======== Stored data

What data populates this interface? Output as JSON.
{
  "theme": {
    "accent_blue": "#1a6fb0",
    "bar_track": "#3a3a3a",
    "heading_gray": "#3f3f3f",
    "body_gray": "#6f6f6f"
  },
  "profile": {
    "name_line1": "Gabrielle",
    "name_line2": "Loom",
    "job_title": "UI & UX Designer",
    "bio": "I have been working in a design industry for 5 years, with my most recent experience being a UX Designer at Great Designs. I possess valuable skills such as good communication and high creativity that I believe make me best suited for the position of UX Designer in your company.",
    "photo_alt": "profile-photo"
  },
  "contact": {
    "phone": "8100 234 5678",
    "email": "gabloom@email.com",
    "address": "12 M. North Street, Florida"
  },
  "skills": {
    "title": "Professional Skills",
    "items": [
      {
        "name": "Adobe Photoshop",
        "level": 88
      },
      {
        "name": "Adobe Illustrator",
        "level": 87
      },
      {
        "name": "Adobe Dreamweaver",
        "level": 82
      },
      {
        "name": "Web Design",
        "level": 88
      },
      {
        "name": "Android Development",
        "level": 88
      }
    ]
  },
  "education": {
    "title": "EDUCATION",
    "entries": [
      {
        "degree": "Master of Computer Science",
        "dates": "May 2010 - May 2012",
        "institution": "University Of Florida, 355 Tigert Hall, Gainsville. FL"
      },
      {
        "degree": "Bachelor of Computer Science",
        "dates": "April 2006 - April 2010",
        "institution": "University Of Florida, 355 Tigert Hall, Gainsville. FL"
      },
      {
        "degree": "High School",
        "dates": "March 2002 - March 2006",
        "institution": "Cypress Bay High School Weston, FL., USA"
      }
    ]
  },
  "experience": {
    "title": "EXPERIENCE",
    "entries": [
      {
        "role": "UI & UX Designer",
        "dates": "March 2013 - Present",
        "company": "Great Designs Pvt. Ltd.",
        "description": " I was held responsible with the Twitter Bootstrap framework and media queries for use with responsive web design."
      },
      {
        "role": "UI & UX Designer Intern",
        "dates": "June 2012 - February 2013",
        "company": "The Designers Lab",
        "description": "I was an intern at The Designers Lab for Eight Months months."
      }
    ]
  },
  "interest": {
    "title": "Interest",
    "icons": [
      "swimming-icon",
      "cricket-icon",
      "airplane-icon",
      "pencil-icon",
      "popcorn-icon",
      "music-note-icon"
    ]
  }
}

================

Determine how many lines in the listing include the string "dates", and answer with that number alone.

• [Task solution]
5